Material for this task:
---*---
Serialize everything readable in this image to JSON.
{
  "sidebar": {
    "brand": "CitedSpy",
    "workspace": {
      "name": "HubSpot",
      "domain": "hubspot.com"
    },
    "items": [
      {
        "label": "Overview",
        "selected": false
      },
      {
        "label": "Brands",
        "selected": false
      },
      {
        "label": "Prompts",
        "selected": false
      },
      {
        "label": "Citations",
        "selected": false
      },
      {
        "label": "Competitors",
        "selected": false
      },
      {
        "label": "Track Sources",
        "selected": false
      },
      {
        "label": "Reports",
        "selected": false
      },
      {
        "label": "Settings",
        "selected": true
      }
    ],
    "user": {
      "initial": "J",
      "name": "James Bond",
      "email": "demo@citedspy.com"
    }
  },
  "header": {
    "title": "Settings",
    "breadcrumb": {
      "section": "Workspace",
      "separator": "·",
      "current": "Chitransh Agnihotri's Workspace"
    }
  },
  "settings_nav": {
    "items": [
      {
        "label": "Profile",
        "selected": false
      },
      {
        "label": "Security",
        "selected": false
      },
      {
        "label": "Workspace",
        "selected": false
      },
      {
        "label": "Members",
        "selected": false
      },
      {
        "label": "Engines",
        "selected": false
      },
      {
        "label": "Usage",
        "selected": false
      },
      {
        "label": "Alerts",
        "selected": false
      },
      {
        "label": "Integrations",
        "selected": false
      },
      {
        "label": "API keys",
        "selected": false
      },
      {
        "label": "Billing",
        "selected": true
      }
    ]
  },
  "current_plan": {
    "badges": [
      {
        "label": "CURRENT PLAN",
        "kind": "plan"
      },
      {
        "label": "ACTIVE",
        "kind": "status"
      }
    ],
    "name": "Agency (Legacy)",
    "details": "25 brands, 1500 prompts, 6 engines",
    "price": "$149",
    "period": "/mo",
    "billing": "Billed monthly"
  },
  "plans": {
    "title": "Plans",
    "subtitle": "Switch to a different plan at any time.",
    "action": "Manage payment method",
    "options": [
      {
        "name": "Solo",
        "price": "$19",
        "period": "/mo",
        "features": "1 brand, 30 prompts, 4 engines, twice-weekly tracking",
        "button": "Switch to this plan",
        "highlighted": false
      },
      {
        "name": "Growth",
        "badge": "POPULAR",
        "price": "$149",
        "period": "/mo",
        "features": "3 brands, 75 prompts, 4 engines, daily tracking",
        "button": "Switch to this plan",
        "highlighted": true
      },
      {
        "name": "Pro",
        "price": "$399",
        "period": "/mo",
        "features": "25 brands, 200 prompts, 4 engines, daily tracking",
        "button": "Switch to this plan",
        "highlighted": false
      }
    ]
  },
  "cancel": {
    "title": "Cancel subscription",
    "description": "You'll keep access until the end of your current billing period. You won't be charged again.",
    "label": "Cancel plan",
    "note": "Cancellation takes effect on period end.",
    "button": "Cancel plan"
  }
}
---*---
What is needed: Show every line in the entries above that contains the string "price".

Output for this task:
    "price": "$149",
        "price": "$19",
        "price": "$149",
        "price": "$399",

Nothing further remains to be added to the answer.